KENTON. All Saints. The church was built about 1370, during the episcopacy of Thomas de Brantynhgam; the tower and porch somewhat later, as there is a statue of Henry IV [r. 1399-1413] in the porch which would mark the date as somewhere between 1390-1414. The height of the tower is 120 feet. The style of the church is Perpendicular throughout.

The south porch [plate 138a] is of exceptional merit. On the west side is the holy water stoup, over the doorway is a niche with well carved canopy, and higher up are two other niches, but all have lost the figures which they were intended to contain. There was probably a groined ceiling to the porch, as the present flat ceiling cuts off the top of a canopy over the door, showing that at some time the ceiling must have been lowered to give more room in the priest's chamber above it.

The capitals of the pillars in the nave are finely carved: they are all different; Henry IV is represented on the capital on the north side nearest the tower.

The rood screen is one of the finest in the county and extends right across the church [plate 138b]. The rood loft and groining were removed in the reign of Elizabeth [1558-1603] in accordance with an order for the removal of the lofts then made. The chancel portion has been restored and the niches under the canopies of the gallery front have been filled with figures of angels. In the centre is St. Michael treading on Satan, and two angels on either side typifying the triumph over evil. The four Evangelists have been placed on the original pedestals on the doors. The screen was erected between 1478 and 1486, and was probably the gift of Bishop Courtenay, Bishop of Exeter at that time. Commencing on the north side of the screen the panels contain the following painted figures:- (1) St. Apollonia; (2) St. Agnes; (3) St. Cecilia; (4) St. Helena; (5) St. Anthony of Egypt; (6) St. George; (7) St. Edmund King and Martyr [ca. 840-870]; (8) a man wearing a plume of white feathers and holding a sceptre. The next panels contain Prophets and Apostles placed alternately; then follow St. Lawrence, St. Barbara, St. Stephen, a female saint, St. Catherine, St. Mary Magdalene, St. Dorothy, and St. Lucia. There are eleven bays to the screen, five in the chancel portion and three to each aisle; round the central doorway are carvings of the twelve Apostles. The Rev. W. P. S. Bingham gives the following account of the screen:- "The work probably belongs to the 15th century . . . . most people think it is Flemish, and the popular tradition that it was intended for the Cathedral at Lima, and taken as a prize would rather support this.
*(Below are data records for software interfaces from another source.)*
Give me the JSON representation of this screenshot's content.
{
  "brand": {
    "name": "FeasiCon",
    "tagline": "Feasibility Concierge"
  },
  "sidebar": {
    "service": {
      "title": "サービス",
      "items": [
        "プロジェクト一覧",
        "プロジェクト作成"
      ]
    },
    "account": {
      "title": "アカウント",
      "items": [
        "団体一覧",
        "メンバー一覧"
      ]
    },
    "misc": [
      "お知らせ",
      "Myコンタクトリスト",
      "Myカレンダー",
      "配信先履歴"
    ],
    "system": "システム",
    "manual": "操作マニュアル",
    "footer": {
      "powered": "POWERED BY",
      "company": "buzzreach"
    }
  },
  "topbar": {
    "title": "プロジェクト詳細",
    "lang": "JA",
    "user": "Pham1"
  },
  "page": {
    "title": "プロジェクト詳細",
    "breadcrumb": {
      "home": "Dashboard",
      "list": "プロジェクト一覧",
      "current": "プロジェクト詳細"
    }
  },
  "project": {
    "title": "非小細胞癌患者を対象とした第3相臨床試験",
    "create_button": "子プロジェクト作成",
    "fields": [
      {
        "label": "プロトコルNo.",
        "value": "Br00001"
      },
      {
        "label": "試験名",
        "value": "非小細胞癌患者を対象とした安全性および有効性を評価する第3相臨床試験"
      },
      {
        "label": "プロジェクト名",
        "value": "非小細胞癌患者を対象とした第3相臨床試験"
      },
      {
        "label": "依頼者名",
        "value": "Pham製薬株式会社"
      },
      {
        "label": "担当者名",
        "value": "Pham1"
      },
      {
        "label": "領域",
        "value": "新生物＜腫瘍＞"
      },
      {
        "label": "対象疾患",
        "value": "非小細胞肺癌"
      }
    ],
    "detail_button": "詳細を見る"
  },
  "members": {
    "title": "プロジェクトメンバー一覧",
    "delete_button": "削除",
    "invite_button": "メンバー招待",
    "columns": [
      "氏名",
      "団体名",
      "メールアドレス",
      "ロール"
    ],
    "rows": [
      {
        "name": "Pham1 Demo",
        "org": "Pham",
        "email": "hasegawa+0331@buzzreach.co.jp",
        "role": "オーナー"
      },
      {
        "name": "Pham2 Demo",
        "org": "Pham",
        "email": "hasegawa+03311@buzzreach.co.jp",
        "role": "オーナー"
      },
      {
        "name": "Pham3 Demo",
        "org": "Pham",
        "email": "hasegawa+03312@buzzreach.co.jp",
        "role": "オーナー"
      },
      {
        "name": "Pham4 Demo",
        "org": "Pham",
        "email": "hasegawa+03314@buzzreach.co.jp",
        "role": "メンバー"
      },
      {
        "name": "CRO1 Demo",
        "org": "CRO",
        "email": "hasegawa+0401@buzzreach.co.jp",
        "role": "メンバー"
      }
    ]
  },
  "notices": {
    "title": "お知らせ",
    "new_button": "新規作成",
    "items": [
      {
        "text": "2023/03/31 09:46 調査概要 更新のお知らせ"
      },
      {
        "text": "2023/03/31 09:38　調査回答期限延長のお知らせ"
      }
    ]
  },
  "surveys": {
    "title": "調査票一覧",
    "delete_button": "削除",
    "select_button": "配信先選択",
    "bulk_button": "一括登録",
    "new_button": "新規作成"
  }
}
This tradition cannot be true, as Lima was not founded in A.D. 1535: but there is an element of truth in every falsehood. The screen and parcloses must have been made for the Church, or the Church built for them; but Flemings, who were famous wood carvers, may have been brought over to do the work, or it may have been done to order in the Netherlands."

The windows are good, and there are some remains of ancient glass on the north side. The western gallery was removed in 1861, and the church restored in 1866. The pulpit [plate 138c] at this church is very fine. It is restored, but the work of restoration has been well done; the old portions retain their ancient colouring whilst the new is uncoloured. When I saw the Rev. S. Baring-Gould, not long since, he told me he was the means of its restoration. When a boy he made a drawing to scale of the old pulpit, and when, on visiting the church years afterwards, he found the pulpit had vanished; he made enquiries but no one seemed to know anything about it. However, search was made and portions found, and by reference to his drawing a complete restoration was possible. The carvings in the panels represent St. Boniface, St. Walburga, St. Aldhelm, St. Sidwell and St. Petrock, all saints connected with Devonshire.

The first vicar given in the recorded list was Richard de Worthe, September 18th 1318.

The registers date from 1694.